You are on page 1of 3

Drought Mitigation

Mitigating Drought - Taking actions in advance of drought to reduce its long-term risk
Involve a wide range of tool: plans, policies, activities and programs
Components of a Drought Mitigation plan

Prediction Possibility of drought


Monitoring Area Basis, time basis, agriculture aspects,
Impact assessment severity of the drought e.g. suffiency of water to population
Early-warning systems hydrological modelling, climatic modelling
Action plans to deal with severity water shortage, famine
Relief and responses state, administrative organizations etc.

Main objectives to combat drought


Strategies for drought preparedness (short and long term) reducing vulnerability of
production systems to drought.
Strengthen the flow of early-warning information implement strategies for drought
intervention.
Develop and integrate drought-relief schemes
Mitigation plans/actions
Implemented during and before drought to reduce magnitude of risk to human life,
property and productive capacity.
We must shift from drought relief to drought mitigation measures.
Important for adapting to climate change, restoring ecological balance, and bringing
development benefits to the people.
Mitigation Strategies

Land and water management watershed based scheme


Alternative cropping strategies
Soil and water conservation
Water/Rainwater harvesting techniques

Drought Monitoring and Early Warning


Re: Drought is typically a slow-onset phenomenon
Often possible to provide early warning of an emerging drought
Early warning allows for a shift from reactive to proactive hazard management
Eg U.S Multiple climate indices and indicators, China Standard Precipitation Index to
monitor drought
SADM (South Asia Drought Management) based on Remote sensing data and GIS

Mitigation Measures & Preparedness


Structural/Physical Sand Dams
Non-Structural Policies, awareness
Water scarcity use of groundwater dam (Would require proper and efficient
engineering)
Protecting soil helps absorb precipitation and can also help famers use less water
Water conservation in terms of water conservation devices such as low-flow toilets,
shower heads and washing machines.
Desalination of seawater, water recycling and rainwater harvesting.
Mitigation Measures & Protection

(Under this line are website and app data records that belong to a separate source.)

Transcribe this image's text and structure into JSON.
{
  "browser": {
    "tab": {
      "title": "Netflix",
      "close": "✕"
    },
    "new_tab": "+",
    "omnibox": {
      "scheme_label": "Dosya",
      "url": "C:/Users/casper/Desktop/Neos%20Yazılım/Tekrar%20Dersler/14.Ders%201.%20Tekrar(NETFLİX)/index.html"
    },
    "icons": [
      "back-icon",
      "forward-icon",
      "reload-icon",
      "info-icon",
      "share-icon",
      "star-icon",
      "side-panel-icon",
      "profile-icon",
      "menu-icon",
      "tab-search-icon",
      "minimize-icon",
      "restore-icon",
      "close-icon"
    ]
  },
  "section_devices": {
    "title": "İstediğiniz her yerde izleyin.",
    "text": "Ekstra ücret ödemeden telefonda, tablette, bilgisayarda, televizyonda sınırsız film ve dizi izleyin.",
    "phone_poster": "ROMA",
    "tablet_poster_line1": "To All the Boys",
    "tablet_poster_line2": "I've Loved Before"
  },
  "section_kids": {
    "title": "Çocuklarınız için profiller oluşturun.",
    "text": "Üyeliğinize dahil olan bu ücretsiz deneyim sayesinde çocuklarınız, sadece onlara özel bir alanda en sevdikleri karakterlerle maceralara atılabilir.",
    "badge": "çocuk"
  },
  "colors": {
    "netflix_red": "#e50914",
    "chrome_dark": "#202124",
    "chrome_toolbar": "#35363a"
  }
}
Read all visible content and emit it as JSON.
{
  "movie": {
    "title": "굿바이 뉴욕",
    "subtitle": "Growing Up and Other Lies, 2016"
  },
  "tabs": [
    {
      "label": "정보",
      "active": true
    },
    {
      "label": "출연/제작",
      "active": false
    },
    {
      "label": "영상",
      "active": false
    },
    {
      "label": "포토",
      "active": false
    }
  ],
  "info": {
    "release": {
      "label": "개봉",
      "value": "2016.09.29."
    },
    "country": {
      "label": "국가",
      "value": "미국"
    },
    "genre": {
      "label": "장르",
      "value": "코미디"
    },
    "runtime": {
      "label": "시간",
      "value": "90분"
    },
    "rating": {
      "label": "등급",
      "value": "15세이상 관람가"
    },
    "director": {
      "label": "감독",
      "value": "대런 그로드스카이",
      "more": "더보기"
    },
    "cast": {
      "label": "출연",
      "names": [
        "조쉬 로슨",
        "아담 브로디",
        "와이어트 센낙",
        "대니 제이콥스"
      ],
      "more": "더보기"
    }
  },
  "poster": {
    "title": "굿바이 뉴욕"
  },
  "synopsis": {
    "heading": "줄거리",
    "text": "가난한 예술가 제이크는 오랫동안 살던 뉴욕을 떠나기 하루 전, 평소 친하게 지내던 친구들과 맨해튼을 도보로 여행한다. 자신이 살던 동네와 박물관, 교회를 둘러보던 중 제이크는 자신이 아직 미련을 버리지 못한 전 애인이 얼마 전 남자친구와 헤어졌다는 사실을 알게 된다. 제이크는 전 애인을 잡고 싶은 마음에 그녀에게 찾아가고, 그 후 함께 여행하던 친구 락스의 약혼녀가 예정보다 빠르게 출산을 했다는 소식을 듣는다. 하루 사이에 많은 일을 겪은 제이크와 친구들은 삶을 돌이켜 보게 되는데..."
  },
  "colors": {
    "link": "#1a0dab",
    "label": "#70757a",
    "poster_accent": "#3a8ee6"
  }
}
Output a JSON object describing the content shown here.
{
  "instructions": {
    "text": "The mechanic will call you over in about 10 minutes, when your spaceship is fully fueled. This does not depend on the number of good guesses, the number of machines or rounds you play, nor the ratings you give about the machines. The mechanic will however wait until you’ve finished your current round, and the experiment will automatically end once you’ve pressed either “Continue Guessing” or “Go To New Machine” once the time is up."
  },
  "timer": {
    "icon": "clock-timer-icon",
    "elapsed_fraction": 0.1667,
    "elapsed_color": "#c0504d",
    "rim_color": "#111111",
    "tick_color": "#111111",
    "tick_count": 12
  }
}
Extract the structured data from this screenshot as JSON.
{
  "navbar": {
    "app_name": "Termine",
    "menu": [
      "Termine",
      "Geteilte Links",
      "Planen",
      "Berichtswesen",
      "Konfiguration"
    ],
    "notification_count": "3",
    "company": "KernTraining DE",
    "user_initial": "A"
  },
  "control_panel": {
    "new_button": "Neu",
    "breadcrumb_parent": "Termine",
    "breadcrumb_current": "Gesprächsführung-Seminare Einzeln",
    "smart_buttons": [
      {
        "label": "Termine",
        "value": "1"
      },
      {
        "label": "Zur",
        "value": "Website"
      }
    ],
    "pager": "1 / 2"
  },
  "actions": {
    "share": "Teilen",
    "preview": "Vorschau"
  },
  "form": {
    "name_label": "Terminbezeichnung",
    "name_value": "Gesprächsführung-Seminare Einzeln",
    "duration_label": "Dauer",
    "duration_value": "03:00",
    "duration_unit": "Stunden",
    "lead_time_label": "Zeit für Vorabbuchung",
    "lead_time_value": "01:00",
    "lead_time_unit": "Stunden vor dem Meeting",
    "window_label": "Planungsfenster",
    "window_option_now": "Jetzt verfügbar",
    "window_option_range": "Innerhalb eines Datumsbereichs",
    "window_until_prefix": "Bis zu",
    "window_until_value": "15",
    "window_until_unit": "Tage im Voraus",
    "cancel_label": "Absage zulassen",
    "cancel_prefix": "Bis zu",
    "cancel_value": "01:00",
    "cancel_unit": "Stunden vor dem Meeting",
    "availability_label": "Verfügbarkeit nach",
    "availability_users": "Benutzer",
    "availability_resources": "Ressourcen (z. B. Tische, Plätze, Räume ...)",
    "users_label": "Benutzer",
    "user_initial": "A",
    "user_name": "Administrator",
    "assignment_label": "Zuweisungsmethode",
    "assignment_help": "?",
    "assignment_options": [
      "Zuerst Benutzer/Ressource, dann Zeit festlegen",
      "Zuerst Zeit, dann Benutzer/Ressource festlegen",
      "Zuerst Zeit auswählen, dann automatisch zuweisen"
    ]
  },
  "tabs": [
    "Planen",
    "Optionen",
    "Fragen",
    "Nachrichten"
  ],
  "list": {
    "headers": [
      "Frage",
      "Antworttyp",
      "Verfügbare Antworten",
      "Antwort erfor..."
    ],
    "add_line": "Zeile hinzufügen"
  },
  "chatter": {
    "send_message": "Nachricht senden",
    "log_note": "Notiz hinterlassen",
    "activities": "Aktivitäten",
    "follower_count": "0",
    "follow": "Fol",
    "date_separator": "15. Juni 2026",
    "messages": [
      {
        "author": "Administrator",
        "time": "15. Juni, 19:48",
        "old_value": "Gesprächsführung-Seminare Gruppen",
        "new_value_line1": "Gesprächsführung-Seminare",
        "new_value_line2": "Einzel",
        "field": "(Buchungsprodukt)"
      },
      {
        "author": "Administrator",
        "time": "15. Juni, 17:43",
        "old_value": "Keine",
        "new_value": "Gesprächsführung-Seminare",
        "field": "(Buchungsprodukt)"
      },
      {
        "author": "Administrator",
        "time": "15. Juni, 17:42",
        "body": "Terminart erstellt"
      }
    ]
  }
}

Capacity Building
Afforestation
Dams need to be maintained to keep efficiency as when constructed.
Cloud seeding artificial method to induce rainfall
Drought monitoring continuous observation of rainfall levels and comparisons with
usage levels help prevent man made drought.
E.G analysis of water usage in Yemen reveal that their groundwater table was at a grave
risk by over use for khat crop.
Monitoring of moisture levels help predict increased risk for wildfires, using such
metrics as Palmer Drought Index
Planned crop rotation minimizes erosion and allows farmers to plant less waterdependent crops in drier years.
Outdoor water-use restriction regulate use of *sprinkles, hoses or buckets on outdoor
plants, filling pools
Rain water harvesting collection and storage of rainwater from roofs or other suitable
catchments
Transvasement Building canals or redirecting rivers as massive attempts at irrigation
in drought-prone areas.
Examples store water underground, rather than on the surface.
Ex: Mothers Water Cellar project launched in August 2000 by China Women
Development Foundation Now provides readily accessible potable water for about one
million people in rural China.
Percolation Tanks for Groundwater recharge.
Groundwater dams structures that intercept or obstruct natural flow of groundwater
and store water underground.
Priciple instead of storing the water in surface reservoirs, water is stored in
underground less contamination.
No Problem of Submergence of land.
Sub-surface dam Intercepts or obstructs the flow of an aquifer. Reduces variation of
level of groundwater table upstream of the dam. It is built entirely under the ground.

Sand Storage Dam Constructed above ground, sand and soil particles transported
during periods of highflow (like a flood) are allowed to deposit behind the dam. It is also
constructed in layers to allow sand to be deposited and finer material be washed
downstream
Water cellar digging cellar to collect rainwater
Impact Sectors
(i)
(ii)
(iii)
(iv)
(v)
(vi)
(vii)
(viii)
(ix)
(x)
(xi)

Water availability
Muncipal Water
WATER Shortage/Conservation activities
Agricultural Industry
Public information and education
Fish/wildlife preservation
Health
Commerce and tourism/economy
Wildfire protection/forestry/public lands
Energy
Social

Limitations/Challenges of Drought Monitoring


Meteorological and hydrological data networks are often inadequate in terms of the
density of stations.
Data quality is also a problem because of missing data or an inadequate length of record.
Highcost of data limits their application in drought monitoring, preparedness, mitigation
and response.
Forecasts are often unreliable on the seasonal timescale and lack specificity, reducing
their usefulness for agriculture and other sectors.

Note FOR CRISSY:


Direct impacts: withering crops, dry watering points, reduced forage for livestock
Also start the last point like this:
Having taken into account all the aforementioned impacts of droughts it is thus important to
mitigate against the adverse impacts of droughts. As a result new engineering techniques must
be taught and implemented. To effectively mitigate against droughts however, we must first
understand mitigation on a process.